Although the NCTL only published outline figures today for the 2014/15 ITT allocations to allow schools and universities time to confirm that they will be taking up the places offered to them, the direction of travel is clear. Once again there has been over-allocation against need as modelled by the statisticians. The over-allocation is in the order of 18% compared with 13% in 2013/14, and is probably largely in the secondary phase. This over-allocations has allowed 16,200 places to be allocated to universities, although once the likely 9-10,000 primary places have been factored in, the secondary total is likely to be around 6-7,000 places, compared with 9,300 last year. Hence the decimation of courses not rated ‘outstanding’ in some subjects and in some parts of the country. Had the over-allocation not taken place, it seems likely that secondary provision in higher education would have all but disappeared if the real target was around in the 14,000-15,000 range of required places for the secondary sector. We won’t know for sure until the detailed allocations are published sometime in the future. However schools are already advertising their School Direct places on web sites three weeks before the admissions system goes live.
The next issue is whether the guarantee to ‘outstanding’ providers will be repeated in 2014 for the 2015 allocations.

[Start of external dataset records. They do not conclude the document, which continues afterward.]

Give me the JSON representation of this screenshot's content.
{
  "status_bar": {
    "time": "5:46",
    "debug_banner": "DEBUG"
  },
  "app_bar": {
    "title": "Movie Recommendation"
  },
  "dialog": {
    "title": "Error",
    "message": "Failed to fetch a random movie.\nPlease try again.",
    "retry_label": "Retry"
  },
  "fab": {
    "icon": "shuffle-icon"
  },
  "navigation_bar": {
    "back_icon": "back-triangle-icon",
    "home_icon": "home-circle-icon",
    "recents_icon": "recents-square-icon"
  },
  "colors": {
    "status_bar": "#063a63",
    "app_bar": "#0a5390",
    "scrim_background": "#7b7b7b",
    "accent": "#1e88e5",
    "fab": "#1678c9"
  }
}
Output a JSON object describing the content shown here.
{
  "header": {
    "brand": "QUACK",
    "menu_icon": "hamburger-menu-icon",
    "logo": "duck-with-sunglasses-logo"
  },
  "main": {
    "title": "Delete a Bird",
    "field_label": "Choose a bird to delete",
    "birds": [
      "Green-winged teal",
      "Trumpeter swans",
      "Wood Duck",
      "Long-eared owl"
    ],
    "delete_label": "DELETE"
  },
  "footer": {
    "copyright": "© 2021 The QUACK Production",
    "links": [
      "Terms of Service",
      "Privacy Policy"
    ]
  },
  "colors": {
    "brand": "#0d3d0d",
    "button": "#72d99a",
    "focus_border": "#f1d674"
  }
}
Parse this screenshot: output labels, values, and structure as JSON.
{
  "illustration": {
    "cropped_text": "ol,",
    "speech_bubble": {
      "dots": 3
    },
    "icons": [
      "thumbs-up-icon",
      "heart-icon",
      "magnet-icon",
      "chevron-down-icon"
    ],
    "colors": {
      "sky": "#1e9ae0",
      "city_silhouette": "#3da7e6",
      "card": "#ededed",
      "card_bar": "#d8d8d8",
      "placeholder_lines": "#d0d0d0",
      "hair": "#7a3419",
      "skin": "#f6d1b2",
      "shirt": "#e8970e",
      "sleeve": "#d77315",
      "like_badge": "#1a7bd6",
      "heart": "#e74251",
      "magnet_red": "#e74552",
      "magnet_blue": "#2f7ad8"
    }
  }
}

If not, and School Direct recruits to target, then higher education will disappear from direct provision in most secondary subjects. Universities will, of course, be free to work with schools as partners in School Direct, and the NCTL notes that 10,800 of the School Direct places are delivered in association with universities. Overall, universities have a hand in the delivery of 82% of the provisional allocations, either directly or in association with schools. However, that percentage is undoubtedly lower for the secondary sector.
What is clear is that the divide between secondary and primary phase training is now sharper than at any time in the past 50 years. It seems likely that universities with large primary numbers, especially undergraduate numbers, can continue to cope with a mixture of smaller secondary allocations and association with schools through provision of School Direct training. Those universities with no primary provision plus secondary courses with fewer than 150 places must be at a genuine risk of exiting teacher preparation as their programme will probably not be financially viable.
The long-term challenge for the government is to ensure a stable and high quality secondary teacher preparation programme that will be able to deliver the number of trainees needed when the secondary school population rises sharply towards the end of this decade, and on into the first half of the 2020s. The immediate challenge is to ensure the new and untried admission system works effectively, and that as many trainees as are needed are recruited in the 2013/14 round. That will be no small challenge.